What you should do>
Sort through the listing below and keep each line with the word "linuxmi". Copy those.

The input>
----------

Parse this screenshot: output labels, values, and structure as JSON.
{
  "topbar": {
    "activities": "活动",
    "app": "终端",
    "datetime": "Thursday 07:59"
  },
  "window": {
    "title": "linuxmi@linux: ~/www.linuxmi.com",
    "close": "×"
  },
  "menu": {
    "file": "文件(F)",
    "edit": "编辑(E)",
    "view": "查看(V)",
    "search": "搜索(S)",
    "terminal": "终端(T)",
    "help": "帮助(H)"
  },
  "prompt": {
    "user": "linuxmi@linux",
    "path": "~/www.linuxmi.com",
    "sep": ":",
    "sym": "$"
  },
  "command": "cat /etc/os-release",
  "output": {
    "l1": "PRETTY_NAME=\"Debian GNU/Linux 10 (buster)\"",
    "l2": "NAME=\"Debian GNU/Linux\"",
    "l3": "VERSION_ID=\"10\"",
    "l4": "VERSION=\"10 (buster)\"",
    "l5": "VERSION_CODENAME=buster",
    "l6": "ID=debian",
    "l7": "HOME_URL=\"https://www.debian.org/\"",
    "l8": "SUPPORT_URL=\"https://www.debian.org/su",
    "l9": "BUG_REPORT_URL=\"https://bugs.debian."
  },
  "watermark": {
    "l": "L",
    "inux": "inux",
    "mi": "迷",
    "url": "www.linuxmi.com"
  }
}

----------

Response area>
    "title": "linuxmi@linux: ~/www.linuxmi.com",
    "user": "linuxmi@linux",
    "path": "~/www.linuxmi.com",
    "url": "www.linuxmi.com"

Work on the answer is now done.